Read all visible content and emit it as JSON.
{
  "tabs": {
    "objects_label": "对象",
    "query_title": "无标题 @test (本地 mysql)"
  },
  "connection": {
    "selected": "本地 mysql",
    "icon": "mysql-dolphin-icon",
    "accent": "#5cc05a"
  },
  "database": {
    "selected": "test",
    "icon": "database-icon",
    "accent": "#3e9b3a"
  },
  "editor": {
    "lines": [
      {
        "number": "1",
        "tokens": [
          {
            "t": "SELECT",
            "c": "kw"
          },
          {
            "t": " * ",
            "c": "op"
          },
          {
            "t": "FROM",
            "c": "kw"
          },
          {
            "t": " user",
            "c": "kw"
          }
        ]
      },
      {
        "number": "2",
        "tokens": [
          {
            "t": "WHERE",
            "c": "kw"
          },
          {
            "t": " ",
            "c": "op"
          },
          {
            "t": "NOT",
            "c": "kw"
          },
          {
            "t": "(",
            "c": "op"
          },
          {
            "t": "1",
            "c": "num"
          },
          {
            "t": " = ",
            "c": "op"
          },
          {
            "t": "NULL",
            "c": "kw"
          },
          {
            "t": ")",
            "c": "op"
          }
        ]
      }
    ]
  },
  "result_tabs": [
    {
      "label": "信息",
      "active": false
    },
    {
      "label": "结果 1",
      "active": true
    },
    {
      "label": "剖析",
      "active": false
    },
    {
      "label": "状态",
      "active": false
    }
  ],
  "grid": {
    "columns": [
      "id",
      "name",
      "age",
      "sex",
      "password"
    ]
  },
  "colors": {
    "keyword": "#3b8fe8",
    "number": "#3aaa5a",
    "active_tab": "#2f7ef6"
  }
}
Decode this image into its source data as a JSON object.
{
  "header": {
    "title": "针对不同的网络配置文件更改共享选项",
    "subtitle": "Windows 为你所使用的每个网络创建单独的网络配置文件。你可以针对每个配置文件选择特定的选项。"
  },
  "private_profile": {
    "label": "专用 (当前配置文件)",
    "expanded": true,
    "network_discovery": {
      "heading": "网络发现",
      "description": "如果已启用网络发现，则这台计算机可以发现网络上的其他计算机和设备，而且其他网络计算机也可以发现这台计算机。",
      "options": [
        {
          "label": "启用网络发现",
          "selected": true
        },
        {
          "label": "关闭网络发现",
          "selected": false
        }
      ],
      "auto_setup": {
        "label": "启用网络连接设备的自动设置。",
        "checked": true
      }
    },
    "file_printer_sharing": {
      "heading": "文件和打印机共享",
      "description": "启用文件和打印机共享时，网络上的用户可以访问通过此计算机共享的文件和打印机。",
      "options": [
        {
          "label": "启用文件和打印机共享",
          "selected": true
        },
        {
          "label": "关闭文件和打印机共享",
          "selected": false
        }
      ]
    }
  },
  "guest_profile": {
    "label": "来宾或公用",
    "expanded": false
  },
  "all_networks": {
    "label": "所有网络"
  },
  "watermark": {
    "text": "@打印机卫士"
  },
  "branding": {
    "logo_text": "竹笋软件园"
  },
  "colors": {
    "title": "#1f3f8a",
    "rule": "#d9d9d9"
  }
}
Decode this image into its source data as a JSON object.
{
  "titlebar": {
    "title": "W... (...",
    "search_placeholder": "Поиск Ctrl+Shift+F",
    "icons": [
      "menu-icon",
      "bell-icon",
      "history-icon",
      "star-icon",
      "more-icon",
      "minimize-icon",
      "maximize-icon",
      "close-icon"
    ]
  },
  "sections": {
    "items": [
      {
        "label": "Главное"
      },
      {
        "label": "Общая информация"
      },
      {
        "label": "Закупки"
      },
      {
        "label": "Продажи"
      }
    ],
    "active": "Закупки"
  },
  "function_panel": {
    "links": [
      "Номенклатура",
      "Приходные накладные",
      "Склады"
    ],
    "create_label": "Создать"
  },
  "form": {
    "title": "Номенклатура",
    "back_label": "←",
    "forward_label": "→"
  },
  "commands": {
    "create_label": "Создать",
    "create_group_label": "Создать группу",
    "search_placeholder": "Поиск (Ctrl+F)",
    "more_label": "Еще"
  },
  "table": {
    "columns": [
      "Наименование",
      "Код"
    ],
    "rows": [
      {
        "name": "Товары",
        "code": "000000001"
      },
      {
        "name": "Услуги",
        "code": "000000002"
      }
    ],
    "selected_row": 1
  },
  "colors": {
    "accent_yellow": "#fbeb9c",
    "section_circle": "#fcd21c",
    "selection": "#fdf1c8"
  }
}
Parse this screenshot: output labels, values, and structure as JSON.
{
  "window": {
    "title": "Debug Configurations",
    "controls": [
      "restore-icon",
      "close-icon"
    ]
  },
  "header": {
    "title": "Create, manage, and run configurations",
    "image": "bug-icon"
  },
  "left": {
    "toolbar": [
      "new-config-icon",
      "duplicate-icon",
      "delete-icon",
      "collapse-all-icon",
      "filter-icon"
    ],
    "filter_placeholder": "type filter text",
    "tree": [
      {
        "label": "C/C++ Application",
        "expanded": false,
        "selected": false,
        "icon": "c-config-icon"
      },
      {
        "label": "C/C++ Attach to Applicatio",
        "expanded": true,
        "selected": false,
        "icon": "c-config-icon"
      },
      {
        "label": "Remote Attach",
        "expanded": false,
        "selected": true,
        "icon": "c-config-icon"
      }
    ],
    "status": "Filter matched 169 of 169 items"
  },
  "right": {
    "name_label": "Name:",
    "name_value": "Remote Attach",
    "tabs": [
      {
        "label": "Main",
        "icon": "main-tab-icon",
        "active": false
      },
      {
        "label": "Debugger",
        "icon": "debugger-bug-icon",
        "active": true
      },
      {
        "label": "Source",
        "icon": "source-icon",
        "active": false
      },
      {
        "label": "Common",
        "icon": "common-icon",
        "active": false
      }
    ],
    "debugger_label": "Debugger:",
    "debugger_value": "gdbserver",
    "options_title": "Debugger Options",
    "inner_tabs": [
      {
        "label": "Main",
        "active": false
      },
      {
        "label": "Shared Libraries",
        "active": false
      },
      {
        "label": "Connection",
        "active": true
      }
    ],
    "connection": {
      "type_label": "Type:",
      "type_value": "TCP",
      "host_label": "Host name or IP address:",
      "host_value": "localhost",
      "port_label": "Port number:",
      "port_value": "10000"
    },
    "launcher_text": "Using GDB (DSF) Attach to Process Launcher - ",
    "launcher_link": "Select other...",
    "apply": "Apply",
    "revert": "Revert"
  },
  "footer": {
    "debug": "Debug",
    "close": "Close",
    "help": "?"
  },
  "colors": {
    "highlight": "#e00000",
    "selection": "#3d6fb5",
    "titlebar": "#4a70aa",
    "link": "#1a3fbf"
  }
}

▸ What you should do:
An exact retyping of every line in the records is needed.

▸ The completed task:
Read all visible content and emit it as JSON.
{
  "tabs": {
    "objects_label": "对象",
    "query_title": "无标题 @test (本地 mysql)"
  },
  "connection": {
    "selected": "本地 mysql",
    "icon": "mysql-dolphin-icon",
    "accent": "#5cc05a"
  },
  "database": {
    "selected": "test",
    "icon": "database-icon",
    "accent": "#3e9b3a"
  },
  "editor": {
    "lines": [
      {
        "number": "1",
        "tokens": [
          {
            "t": "SELECT",
            "c": "kw"
          },
          {
            "t": " * ",
            "c": "op"
          },
          {
            "t": "FROM",
            "c": "kw"
          },
          {
            "t": " user",
            "c": "kw"
          }
        ]
      },
      {
        "number": "2",
        "tokens": [
          {
            "t": "WHERE",
            "c": "kw"
          },
          {
            "t": " ",
            "c": "op"
          },
          {
            "t": "NOT",
            "c": "kw"
          },
          {
            "t": "(",
            "c": "op"
          },
          {
            "t": "1",
            "c": "num"
          },
          {
            "t": " = ",
            "c": "op"
          },
          {
            "t": "NULL",
            "c": "kw"
          },
          {
            "t": ")",
            "c": "op"
          }
        ]
      }
    ]
  },
  "result_tabs": [
    {
      "label": "信息",
      "active": false
    },
    {
      "label": "结果 1",
      "active": true
    },
    {
      "label": "剖析",
      "active": false
    },
    {
      "label": "状态",
      "active": false
    }
  ],
  "grid": {
    "columns": [
      "id",
      "name",
      "age",
      "sex",
      "password"
    ]
  },
  "colors": {
    "keyword": "#3b8fe8",
    "number": "#3aaa5a",
    "active_tab": "#2f7ef6"
  }
}
Decode this image into its source data as a JSON object.
{
  "header": {
    "title": "针对不同的网络配置文件更改共享选项",
    "subtitle": "Windows 为你所使用的每个网络创建单独的网络配置文件。你可以针对每个配置文件选择特定的选项。"
  },
  "private_profile": {
    "label": "专用 (当前配置文件)",
    "expanded": true,
    "network_discovery": {
      "heading": "网络发现",
      "description": "如果已启用网络发现，则这台计算机可以发现网络上的其他计算机和设备，而且其他网络计算机也可以发现这台计算机。",
      "options": [
        {
          "label": "启用网络发现",
          "selected": true
        },
        {
          "label": "关闭网络发现",
          "selected": false
        }
      ],
      "auto_setup": {
        "label": "启用网络连接设备的自动设置。",
        "checked": true
      }
    },
    "file_printer_sharing": {
      "heading": "文件和打印机共享",
      "description": "启用文件和打印机共享时，网络上的用户可以访问通过此计算机共享的文件和打印机。",
      "options": [
        {
          "label": "启用文件和打印机共享",
          "selected": true
        },
        {
          "label": "关闭文件和打印机共享",
          "selected": false
        }
      ]
    }
  },
  "guest_profile": {
    "label": "来宾或公用",
    "expanded": false
  },
  "all_networks": {
    "label": "所有网络"
  },
  "watermark": {
    "text": "@打印机卫士"
  },
  "branding": {
    "logo_text": "竹笋软件园"
  },
  "colors": {
    "title": "#1f3f8a",
    "rule": "#d9d9d9"
  }
}
Decode this image into its source data as a JSON object.
{
  "titlebar": {
    "title": "W... (...",
    "search_placeholder": "Поиск Ctrl+Shift+F",
    "icons": [
      "menu-icon",
      "bell-icon",
      "history-icon",
      "star-icon",
      "more-icon",
      "minimize-icon",
      "maximize-icon",
      "close-icon"
    ]
  },
  "sections": {
    "items": [
      {
        "label": "Главное"
      },
      {
        "label": "Общая информация"
      },
      {
        "label": "Закупки"
      },
      {
        "label": "Продажи"
      }
    ],
    "active": "Закупки"
  },
  "function_panel": {
    "links": [
      "Номенклатура",
      "Приходные накладные",
      "Склады"
    ],
    "create_label": "Создать"
  },
  "form": {
    "title": "Номенклатура",
    "back_label": "←",
    "forward_label": "→"
  },
  "commands": {
    "create_label": "Создать",
    "create_group_label": "Создать группу",
    "search_placeholder": "Поиск (Ctrl+F)",
    "more_label": "Еще"
  },
  "table": {
    "columns": [
      "Наименование",
      "Код"
    ],
    "rows": [
      {
        "name": "Товары",
        "code": "000000001"
      },
      {
        "name": "Услуги",
        "code": "000000002"
      }
    ],
    "selected_row": 1
  },
  "colors": {
    "accent_yellow": "#fbeb9c",
    "section_circle": "#fcd21c",
    "selection": "#fdf1c8"
  }
}
Parse this screenshot: output labels, values, and structure as JSON.
{
  "window": {
    "title": "Debug Configurations",
    "controls": [
      "restore-icon",
      "close-icon"
    ]
  },
  "header": {
    "title": "Create, manage, and run configurations",
    "image": "bug-icon"
  },
  "left": {
    "toolbar": [
      "new-config-icon",
      "duplicate-icon",
      "delete-icon",
      "collapse-all-icon",
      "filter-icon"
    ],
    "filter_placeholder": "type filter text",
    "tree": [
      {
        "label": "C/C++ Application",
        "expanded": false,
        "selected": false,
        "icon": "c-config-icon"
      },
      {
        "label": "C/C++ Attach to Applicatio",
        "expanded": true,
        "selected": false,
        "icon": "c-config-icon"
      },
      {
        "label": "Remote Attach",
        "expanded": false,
        "selected": true,
        "icon": "c-config-icon"
      }
    ],
    "status": "Filter matched 169 of 169 items"
  },
  "right": {
    "name_label": "Name:",
    "name_value": "Remote Attach",
    "tabs": [
      {
        "label": "Main",
        "icon": "main-tab-icon",
        "active": false
      },
      {
        "label": "Debugger",
        "icon": "debugger-bug-icon",
        "active": true
      },
      {
        "label": "Source",
        "icon": "source-icon",
        "active": false
      },
      {
        "label": "Common",
        "icon": "common-icon",
        "active": false
      }
    ],
    "debugger_label": "Debugger:",
    "debugger_value": "gdbserver",
    "options_title": "Debugger Options",
    "inner_tabs": [
      {
        "label": "Main",
        "active": false
      },
      {
        "label": "Shared Libraries",
        "active": false
      },
      {
        "label": "Connection",
        "active": true
      }
    ],
    "connection": {
      "type_label": "Type:",
      "type_value": "TCP",
      "host_label": "Host name or IP address:",
      "host_value": "localhost",
      "port_label": "Port number:",
      "port_value": "10000"
    },
    "launcher_text": "Using GDB (DSF) Attach to Process Launcher - ",
    "launcher_link": "Select other...",
    "apply": "Apply",
    "revert": "Revert"
  },
  "footer": {
    "debug": "Debug",
    "close": "Close",
    "help": "?"
  },
  "colors": {
    "highlight": "#e00000",
    "selection": "#3d6fb5",
    "titlebar": "#4a70aa",
    "link": "#1a3fbf"
  }
}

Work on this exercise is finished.